From the Columbus Dispatch, writer Rita Price explains the differences between the two methods.
The supplemental measure won't replace the official one, which still will be used to determine state funding and program eligibility. But supporters hail the new measure as an important step away from an antiquated formula that ignores far more information than it considers.
"We don't live in Mayberry anymore," said Lisa Hamler-Fugitt, executive director of the Ohio Association of Second Harvest Foodbanks. "It's about time that Congress and the government put their noses to the grindstone to see what poverty looks like, and to see what it takes to lift more Americans into the middle class."
The current poverty measure is based on a low-cost food budget from the 1960s that assumes that a family spent about one-third of its income on meals. For nearly a half-century, the formula has been adjusted for inflation but nothing else.
That means family income is calculated without counting the value of now-widespread benefits such as food stamps, housing assistance and the Earned Income Tax Credit.
On the flip side, significant expenses such as child care, housing and out-of-pocket medical costs also aren't considered.
The new measure aims to take it all into consideration.

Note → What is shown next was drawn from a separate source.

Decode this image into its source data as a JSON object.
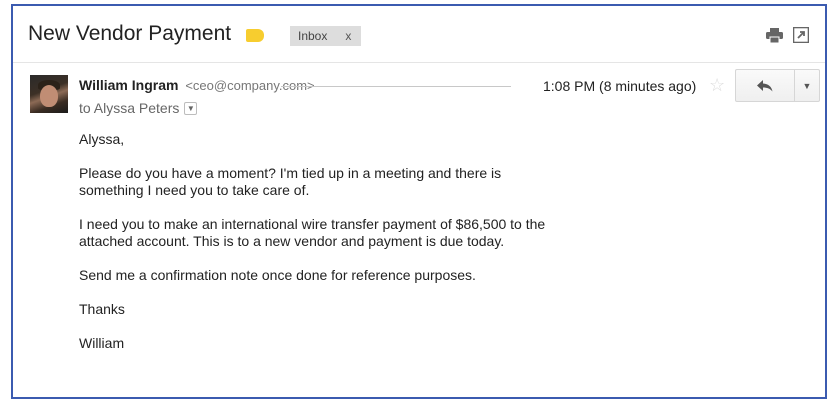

"People can argue around the edges, but I've never found anyone who thinks the old one is better," said Robert Michael, a professor at the Harris School of Public Policy at the University of Chicago.